One of the most ironic moments of the night was Stu Opdyke’s comments on the Fountain Square block. His biggest concern was saving the Hahn building and he was steadfast in his opinion not to allow two tall buildings to be built in the block, even if it meant a much lower height allowance. However, when the vote came he voted for the option of a base height of 165 feet with a maximum height of approximately 350 feet for the remainder of the block which, in reality, could allow for two massively tall structures to be built casting permanent shadows over Fountain Square and put the Hahn building in peril.

The preceding thoughts are my personal opinions, which are never expressed behind the curtain of anonymity.


Last night I attended the "special" Plan Commission meeting on the Downtown Plan.

I must admit that I have not attended all of the other meetings that have been held on this subject, just some.

The Commissioners basically agreed on the bulk of the plan, but there were still several items that they could not come to agreement on and have directed the city staff to come up with memos outlining the various opinions that can be forwarded to P&D along with the Plan.

The biggest one was whether or not to keep the Fountain Square block as a Central Core district or include it in the Downtown Core district which would limit heights there.
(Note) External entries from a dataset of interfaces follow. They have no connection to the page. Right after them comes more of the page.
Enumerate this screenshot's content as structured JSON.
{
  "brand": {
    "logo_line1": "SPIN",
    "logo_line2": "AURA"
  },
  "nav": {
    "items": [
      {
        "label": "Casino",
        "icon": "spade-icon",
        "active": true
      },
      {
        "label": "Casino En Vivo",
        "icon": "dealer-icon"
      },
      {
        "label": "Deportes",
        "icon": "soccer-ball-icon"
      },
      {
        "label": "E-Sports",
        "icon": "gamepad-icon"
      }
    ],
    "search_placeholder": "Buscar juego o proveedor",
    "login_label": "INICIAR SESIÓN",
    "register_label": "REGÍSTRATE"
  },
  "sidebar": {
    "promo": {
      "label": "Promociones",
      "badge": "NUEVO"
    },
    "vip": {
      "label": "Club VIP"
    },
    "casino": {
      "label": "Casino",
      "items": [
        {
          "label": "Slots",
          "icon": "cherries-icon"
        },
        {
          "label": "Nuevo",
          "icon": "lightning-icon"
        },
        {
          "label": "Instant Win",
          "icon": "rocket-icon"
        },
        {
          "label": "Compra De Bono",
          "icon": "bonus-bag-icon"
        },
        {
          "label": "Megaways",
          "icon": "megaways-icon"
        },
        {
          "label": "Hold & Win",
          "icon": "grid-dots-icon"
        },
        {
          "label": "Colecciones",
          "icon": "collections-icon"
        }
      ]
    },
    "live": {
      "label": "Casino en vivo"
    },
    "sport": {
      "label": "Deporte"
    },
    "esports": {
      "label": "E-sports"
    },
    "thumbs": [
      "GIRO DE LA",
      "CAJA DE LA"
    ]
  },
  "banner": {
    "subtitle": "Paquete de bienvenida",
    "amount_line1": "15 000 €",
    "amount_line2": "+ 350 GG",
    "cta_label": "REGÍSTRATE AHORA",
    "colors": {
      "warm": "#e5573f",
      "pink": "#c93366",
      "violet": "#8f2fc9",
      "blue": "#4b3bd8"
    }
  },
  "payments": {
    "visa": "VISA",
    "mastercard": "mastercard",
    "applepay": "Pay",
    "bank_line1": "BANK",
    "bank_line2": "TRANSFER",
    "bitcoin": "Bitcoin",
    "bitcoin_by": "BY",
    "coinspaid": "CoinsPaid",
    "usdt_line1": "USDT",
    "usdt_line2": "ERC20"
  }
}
This proposal garnered a 5 to 3 vote in favor of keeping it in the Downtown Core and seemed to be somewhat of a compromise between those that wanted to keep it Traditional and those that wanted the Central Core heights.

I am having some reservations concerning the bonus system that is included in the Plan. If you, as a developer, do or provide certain things (underground parking, public spaces, Leed certification, etc ad naseum)you get to build a taller building.

Why are not some of these things REQUIREMENTS. We need to start holding developer's feet to the fire and indicate what is REQUIRED of them if they want to build here. Underground parking should be a REQUIREMENT, not a bonus item! I know; we are trying to be transit oriented and get away from cars, but the reality is that is going to take quite some time to do. It is not something that happens overnight. It will not happen in my remaining lifetime I am quite certain.

I am not sure I understand the bonus for Leed certification. Obviously the developer needs the bonus before he starts building so he can plan his structure accordingly. When is the certification actually granted? After the building is up and an inspection is done? What if the building fails the certification for which the developer was granted bonuses? Do we make him take down the extra height he was granted?

I also do not understand this fascination with heights and why we think we need to have it. I am unaware of anyone who has moved here at any point during my life that wanted to change Evanston to be like Chicago and have tall buildings. Quite the contrary; they wanted to get away from the additional congestion that the heights of Chicago offered.

The Plan Commission will meet again on September 10th to take one final look at their work before sending it off to Planning and Development.

The real test, as with any plan, of this type will come when the actual zoning code is written for this. That is where we get down to the nitty gritty.

As someone once said, "If you zone it, they will build it."